**What you need to do**:
All of the data is to be repeated verbatim.

**Records for the exercise**:

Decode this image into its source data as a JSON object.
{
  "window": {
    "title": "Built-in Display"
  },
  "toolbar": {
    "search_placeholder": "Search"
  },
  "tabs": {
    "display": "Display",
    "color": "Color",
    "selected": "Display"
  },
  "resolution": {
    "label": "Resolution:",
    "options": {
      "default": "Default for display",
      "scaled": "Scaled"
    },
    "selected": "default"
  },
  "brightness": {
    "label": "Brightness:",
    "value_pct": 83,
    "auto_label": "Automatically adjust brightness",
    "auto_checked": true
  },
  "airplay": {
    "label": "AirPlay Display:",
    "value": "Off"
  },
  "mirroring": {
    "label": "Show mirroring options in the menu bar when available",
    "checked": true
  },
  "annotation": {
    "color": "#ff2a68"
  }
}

**Result**:
Decode this image into its source data as a JSON object.
{
  "window": {
    "title": "Built-in Display"
  },
  "toolbar": {
    "search_placeholder": "Search"
  },
  "tabs": {
    "display": "Display",
    "color": "Color",
    "selected": "Display"
  },
  "resolution": {
    "label": "Resolution:",
    "options": {
      "default": "Default for display",
      "scaled": "Scaled"
    },
    "selected": "default"
  },
  "brightness": {
    "label": "Brightness:",
    "value_pct": 83,
    "auto_label": "Automatically adjust brightness",
    "auto_checked": true
  },
  "airplay": {
    "label": "AirPlay Display:",
    "value": "Off"
  },
  "mirroring": {
    "label": "Show mirroring options in the menu bar when available",
    "checked": true
  },
  "annotation": {
    "color": "#ff2a68"
  }
}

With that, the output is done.